The end of 2020 is upon us and we are all thinking about gifts for our friends, lovers, and colleagues. Alternatively, you may be difficult to buy for and your family is asking for ideas. In this spirit, I want to lend a helping hand.
While learning by doing is really the best way to deeply understand things in a meaningful way. It is clear we have limited capacity in our lives to be in many places, experiencing hundreds of different things on a daily basis. Why? Physics.
Personally, I have found that reading and learning from the experience of others is a sure fire way to learn way more at a higher scale than you could ever do on your own. Given this, it really pays to spend some of your scarce time reading. While I have many books I like to recommend, I am going to keep my list short and to those works that have been published in the last year (or so).
Without further ado….
5 Product Management Books as Gifts for 2020
By Ben Foster & Rajesh Nerlikar
From two long-time Product Management consultants at Prodify, this book lays out a very modern and practical approach to product management. You need to start with a vision and all else can fall inline from there. Their concept is “Vision-Led Product Management”.
They share 10 prototypical dysfunctions in PM, explain the benefits of being a product-driven company, and provide super helpful tools for improving your practices. Core to their approach is crafting a future vision of your customer journey and then building a strategy to go after it.
I already wrote about their concept of Maximizing Customer Value, but there is so much more great content to unpack. This is really a great book that came out late in 2020.
By April Dunford
This book was published well over a year ago but in the last year I am so happy to see April Dunford get lots of recognition for the thinking she puts forth in this book.
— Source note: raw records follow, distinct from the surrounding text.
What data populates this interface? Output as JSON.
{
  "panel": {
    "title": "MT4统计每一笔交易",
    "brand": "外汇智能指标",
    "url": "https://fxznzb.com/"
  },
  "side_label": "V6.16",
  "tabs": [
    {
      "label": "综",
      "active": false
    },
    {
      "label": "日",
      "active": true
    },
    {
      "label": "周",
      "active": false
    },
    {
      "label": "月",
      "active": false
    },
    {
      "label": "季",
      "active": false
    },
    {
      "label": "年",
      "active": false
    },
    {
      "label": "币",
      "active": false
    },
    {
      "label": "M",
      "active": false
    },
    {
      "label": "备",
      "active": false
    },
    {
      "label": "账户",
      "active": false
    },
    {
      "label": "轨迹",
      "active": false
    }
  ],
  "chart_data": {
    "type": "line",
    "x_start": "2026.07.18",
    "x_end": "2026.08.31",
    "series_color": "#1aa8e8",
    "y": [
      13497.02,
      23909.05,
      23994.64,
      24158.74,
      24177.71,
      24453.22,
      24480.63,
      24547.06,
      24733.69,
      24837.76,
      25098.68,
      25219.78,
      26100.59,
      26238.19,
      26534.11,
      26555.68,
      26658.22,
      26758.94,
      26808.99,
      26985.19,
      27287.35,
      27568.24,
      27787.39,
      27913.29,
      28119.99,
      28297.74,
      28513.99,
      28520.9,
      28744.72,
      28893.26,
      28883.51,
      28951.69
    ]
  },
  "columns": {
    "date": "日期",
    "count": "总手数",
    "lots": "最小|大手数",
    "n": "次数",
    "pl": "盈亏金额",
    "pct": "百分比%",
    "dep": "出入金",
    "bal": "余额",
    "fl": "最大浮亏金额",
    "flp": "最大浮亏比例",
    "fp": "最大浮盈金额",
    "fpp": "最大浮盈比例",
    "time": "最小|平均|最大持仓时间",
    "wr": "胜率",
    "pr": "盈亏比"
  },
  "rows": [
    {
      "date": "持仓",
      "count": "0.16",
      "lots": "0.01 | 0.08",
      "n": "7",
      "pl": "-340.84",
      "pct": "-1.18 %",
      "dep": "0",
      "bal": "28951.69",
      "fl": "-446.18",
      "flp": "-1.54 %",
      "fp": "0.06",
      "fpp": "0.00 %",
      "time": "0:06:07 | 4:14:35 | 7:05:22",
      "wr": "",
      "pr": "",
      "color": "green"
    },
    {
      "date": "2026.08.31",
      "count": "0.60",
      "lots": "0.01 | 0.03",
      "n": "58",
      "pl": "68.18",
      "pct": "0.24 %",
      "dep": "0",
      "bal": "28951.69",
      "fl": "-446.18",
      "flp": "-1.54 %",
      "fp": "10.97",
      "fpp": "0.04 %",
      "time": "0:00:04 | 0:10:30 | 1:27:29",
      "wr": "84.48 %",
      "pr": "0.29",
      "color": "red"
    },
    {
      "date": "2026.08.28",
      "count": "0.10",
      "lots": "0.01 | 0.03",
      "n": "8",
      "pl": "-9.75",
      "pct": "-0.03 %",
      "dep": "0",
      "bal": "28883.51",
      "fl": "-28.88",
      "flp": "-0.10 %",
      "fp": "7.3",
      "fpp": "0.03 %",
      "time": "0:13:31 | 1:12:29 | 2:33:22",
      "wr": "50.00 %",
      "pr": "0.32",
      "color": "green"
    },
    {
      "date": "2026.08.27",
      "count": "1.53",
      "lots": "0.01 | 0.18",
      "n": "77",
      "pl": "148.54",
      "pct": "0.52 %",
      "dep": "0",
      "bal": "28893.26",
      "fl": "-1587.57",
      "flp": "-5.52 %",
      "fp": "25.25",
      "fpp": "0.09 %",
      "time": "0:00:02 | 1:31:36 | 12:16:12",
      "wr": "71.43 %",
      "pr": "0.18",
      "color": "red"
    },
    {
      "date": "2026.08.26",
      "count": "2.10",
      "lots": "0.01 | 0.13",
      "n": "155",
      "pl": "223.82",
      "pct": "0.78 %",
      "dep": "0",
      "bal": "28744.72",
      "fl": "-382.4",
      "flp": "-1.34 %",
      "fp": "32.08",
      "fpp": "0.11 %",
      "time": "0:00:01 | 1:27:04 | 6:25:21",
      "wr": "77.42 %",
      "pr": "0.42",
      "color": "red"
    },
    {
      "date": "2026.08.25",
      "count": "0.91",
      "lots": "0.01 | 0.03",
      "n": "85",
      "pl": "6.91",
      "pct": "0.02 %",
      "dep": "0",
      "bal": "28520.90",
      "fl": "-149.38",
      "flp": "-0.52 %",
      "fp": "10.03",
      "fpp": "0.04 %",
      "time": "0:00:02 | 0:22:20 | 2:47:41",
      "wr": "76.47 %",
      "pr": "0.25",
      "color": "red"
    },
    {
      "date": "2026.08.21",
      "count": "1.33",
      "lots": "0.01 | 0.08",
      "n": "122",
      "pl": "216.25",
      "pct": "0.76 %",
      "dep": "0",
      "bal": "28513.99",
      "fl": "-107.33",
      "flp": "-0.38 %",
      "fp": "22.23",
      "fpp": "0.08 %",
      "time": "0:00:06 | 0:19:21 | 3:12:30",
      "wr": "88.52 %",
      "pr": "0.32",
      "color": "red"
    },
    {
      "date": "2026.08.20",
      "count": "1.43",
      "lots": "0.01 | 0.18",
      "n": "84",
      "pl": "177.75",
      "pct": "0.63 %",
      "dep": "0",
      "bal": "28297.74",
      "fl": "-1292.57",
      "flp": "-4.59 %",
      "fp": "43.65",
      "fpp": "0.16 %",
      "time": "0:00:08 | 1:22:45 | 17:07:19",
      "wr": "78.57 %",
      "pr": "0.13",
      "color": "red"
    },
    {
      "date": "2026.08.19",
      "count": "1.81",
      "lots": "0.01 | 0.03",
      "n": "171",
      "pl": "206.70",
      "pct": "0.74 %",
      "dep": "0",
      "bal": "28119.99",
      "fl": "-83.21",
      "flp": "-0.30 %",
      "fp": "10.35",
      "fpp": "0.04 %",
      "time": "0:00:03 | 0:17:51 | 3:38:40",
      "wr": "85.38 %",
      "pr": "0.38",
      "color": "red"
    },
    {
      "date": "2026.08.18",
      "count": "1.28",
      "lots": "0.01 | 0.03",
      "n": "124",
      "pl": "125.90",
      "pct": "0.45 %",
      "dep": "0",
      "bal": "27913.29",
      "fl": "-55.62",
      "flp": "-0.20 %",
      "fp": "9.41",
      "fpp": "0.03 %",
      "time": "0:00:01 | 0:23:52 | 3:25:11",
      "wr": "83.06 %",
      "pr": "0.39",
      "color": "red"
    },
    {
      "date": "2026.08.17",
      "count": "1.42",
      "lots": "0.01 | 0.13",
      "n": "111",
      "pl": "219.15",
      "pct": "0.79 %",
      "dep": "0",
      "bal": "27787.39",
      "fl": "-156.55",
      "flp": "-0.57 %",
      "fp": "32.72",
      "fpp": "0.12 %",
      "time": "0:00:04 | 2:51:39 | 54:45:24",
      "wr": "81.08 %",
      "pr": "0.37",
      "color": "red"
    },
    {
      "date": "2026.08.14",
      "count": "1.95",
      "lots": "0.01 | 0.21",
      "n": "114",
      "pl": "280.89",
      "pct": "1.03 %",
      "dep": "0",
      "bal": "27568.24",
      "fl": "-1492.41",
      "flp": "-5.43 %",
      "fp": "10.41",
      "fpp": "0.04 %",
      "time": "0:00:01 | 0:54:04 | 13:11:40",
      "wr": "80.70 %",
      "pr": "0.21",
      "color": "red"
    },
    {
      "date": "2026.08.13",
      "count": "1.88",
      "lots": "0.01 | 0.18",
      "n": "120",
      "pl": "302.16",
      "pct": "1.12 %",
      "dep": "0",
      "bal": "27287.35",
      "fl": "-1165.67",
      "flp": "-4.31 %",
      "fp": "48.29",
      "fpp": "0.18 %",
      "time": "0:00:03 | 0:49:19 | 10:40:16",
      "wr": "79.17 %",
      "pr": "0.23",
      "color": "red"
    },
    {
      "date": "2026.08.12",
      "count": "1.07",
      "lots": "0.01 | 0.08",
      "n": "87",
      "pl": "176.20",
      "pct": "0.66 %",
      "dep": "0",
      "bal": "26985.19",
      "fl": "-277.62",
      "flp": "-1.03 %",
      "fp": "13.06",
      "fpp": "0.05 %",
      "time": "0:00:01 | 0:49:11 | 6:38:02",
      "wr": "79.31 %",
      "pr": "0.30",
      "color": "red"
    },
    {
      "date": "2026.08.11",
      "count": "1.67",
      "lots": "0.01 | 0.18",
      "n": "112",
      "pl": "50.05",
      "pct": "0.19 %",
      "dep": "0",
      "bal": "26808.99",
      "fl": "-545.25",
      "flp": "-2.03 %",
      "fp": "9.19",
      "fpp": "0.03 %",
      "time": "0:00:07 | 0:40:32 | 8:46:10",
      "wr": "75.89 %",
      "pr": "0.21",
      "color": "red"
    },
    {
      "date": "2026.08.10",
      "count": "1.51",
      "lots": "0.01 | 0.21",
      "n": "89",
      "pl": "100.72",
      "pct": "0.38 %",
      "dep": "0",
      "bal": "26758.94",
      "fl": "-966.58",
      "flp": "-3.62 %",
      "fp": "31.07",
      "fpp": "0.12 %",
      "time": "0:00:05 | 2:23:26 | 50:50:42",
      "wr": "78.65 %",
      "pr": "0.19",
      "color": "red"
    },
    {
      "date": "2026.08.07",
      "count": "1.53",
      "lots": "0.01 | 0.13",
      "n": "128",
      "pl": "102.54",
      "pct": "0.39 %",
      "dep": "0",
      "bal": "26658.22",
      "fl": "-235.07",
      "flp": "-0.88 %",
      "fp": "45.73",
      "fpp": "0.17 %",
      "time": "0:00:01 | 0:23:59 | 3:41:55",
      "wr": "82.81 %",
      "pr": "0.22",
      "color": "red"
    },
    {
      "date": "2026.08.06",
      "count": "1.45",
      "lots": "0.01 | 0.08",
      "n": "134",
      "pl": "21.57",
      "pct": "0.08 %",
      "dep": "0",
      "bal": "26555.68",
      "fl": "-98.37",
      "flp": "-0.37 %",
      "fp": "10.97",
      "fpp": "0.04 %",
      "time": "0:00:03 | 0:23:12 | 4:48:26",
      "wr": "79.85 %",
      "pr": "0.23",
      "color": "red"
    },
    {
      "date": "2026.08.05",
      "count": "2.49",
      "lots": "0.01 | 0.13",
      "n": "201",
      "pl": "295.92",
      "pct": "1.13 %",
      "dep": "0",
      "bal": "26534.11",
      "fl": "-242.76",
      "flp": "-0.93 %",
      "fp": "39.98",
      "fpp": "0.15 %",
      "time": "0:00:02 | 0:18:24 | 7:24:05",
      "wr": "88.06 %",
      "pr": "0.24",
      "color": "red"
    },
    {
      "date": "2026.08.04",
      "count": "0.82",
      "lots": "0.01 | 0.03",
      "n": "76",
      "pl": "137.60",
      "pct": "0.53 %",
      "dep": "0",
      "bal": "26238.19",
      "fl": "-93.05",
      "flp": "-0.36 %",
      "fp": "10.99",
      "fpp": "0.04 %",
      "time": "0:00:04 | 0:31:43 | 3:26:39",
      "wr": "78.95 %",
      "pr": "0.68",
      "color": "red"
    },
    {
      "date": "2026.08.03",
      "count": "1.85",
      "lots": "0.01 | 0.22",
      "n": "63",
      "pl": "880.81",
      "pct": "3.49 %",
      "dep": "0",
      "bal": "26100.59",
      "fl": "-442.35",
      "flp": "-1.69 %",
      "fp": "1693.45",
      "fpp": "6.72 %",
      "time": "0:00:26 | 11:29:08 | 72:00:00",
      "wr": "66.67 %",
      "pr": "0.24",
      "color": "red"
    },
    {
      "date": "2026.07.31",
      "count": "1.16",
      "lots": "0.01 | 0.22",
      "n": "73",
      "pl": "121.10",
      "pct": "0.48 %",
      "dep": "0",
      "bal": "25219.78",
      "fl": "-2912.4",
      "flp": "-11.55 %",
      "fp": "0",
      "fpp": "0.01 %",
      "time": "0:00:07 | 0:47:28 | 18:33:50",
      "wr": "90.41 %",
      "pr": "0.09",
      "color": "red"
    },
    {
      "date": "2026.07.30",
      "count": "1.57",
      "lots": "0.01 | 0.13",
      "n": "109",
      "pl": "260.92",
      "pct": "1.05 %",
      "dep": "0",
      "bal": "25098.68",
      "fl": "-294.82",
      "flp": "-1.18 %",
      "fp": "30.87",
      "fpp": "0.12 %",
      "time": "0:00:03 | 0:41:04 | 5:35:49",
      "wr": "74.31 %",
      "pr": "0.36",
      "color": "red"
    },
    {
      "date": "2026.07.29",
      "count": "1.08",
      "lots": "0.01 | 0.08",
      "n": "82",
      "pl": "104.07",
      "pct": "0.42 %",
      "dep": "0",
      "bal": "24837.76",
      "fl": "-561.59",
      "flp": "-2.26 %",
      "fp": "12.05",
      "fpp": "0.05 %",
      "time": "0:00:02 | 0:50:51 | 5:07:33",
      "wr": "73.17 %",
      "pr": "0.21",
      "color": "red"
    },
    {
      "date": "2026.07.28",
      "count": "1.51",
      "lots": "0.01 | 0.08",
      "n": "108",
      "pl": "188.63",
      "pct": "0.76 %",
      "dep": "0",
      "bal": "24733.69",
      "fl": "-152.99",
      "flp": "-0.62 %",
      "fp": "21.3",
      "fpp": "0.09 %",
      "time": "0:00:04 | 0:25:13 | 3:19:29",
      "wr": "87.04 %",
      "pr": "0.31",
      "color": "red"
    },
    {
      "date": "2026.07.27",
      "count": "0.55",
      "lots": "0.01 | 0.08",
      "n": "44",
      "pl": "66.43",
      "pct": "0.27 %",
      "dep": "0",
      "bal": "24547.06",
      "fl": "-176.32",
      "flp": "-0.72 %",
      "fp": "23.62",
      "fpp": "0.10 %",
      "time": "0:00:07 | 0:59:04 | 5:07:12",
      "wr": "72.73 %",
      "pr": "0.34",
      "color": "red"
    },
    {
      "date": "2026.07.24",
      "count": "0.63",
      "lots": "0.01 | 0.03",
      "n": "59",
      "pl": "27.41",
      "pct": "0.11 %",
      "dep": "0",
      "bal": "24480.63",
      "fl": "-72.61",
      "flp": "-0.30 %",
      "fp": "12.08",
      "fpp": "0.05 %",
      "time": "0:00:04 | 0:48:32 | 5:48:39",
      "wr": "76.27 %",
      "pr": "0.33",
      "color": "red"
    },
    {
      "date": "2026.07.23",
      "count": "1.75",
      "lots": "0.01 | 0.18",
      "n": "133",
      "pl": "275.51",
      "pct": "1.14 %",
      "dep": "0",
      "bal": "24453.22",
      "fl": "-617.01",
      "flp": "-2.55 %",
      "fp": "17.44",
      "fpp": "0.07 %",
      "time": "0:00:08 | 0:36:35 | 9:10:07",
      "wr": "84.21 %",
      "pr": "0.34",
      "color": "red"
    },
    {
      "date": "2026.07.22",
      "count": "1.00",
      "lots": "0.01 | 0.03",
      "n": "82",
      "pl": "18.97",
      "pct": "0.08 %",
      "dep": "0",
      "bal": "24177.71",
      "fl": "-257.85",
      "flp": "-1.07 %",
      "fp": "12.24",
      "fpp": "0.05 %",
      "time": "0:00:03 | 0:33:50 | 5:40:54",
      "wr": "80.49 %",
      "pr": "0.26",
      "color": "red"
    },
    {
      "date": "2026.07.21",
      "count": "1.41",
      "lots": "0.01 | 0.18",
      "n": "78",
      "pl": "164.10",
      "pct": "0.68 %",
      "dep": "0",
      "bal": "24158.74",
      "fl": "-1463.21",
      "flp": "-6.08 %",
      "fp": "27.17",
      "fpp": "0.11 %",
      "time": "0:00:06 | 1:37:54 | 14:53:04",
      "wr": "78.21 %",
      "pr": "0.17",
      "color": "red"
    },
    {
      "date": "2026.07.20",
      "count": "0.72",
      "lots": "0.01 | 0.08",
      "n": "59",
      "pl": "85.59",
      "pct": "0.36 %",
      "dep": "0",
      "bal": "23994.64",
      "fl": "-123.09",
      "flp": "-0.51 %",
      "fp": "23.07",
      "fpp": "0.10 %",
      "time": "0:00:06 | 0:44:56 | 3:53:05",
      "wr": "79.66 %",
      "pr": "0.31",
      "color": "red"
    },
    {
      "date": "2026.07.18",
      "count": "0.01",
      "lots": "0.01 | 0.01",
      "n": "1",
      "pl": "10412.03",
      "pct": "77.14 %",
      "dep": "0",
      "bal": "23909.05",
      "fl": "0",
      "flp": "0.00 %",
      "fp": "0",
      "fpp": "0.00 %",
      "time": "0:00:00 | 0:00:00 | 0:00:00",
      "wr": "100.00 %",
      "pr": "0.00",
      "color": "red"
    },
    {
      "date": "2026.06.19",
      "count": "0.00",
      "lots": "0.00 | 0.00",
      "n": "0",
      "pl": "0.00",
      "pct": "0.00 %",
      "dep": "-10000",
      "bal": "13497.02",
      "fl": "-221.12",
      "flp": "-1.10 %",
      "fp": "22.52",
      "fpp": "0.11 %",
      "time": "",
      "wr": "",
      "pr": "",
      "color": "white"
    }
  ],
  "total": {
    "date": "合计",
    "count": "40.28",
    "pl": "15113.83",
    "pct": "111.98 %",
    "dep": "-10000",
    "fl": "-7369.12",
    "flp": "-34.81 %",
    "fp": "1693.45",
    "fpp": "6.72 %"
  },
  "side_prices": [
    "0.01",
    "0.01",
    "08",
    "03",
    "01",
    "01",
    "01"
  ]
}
I know that product positioning is not what every product manager is thinking about daily but Dunford provides some critical insights both into the importance of positioning AND some simple steps to nail it.
As a consultant I have already taken advantage of some of dead simple thinking that she presents. Simple tools like — your competition is who your target customers would consider if you did not exist. Having been in some rapidly emerging categories I can attest to mistakenly thinking customers actually know about all the market options that I do. They don’t. They are too busy dealing with their own problems.
If you are a Product Manager that doesn’t spend much time with Marketing or Product Marketing, then this is a great book to expand your thinking. A critical takeaway is that focusing on your best current customers is a powerful way to best position yourself for growth.
By Joshua Seiden
Throughout my 2020 this is a book I have frequently recommended to product leaders in mature software organizations. Too often, the entire organization gets stuck building what they view is a predictable way to budget their product development capacity while totally ignoring why they exist.
Outcomes are the behavior change you seek to create from your customers. Focusing on these outcomes leads to better business results.
Many organizations spend their time counting features, looking at burn down charts, a relentlessly trying to keep to 12-18 month product roadmaps without ever validating that they are achieving the intended results along the way. How are you measuring the value of the features you ship?
For the busy executive, this is the perfect gift. All the Sense & Respond Press books are concise reads that drive home key points. This one even comes with a cute little note page to expedite gift giving to that one key exec that keeps insisting on seeing a certain number of features released ever quarter.
By Matthew Skelton & Manuel Pais
There is not much said directly about product management in this book by Skelton and Pais. That is the one fault I find in it. Beyond that, anyone that is thinking about designing an organization that will be empowered and successful must read this book.
They provide some excellent terminology and concepts as a blueprint for anyone engaged in product organization design. This includes the four core types of team topologies: stream-aligned teams, enabling teams, complicated sub-system teams, and platform teams.
From Conway’s Law to the traits of what make an effective team, this book provides some great examples and deeper philosophical rationale for the team designs they recommend. One of the most practical sections for me was a discussion of “fracture planes”, the best places to look at when growing teams need to be split up.
By Marty Cagan & Chris Jones
For many in the software industry and product management, specifically, Marty Cagan is a bit of an icon. His book Inspired is required reading and near the top of any product management book list. That book is fantastic because it takes the dogma out of building great products and replaces it with core concepts and practical advice for everything from product/market-fit to developing a healthy organization.
Inspired is a bible for many product managers much the way Lean Startup is to startup founders.
Cagan’s successor book, Empowered, is the written form a some of his talks going back to at least 2018. It is about empowered product teams – what they are, their benefits, and how to build your own.
This book is so new, I have yet to read it. This will be on my gift list (if anyone is asking). Building great teams is at the heart of creating great products and businesses. If it is half the book Inspired is, it no doubt become another must-read.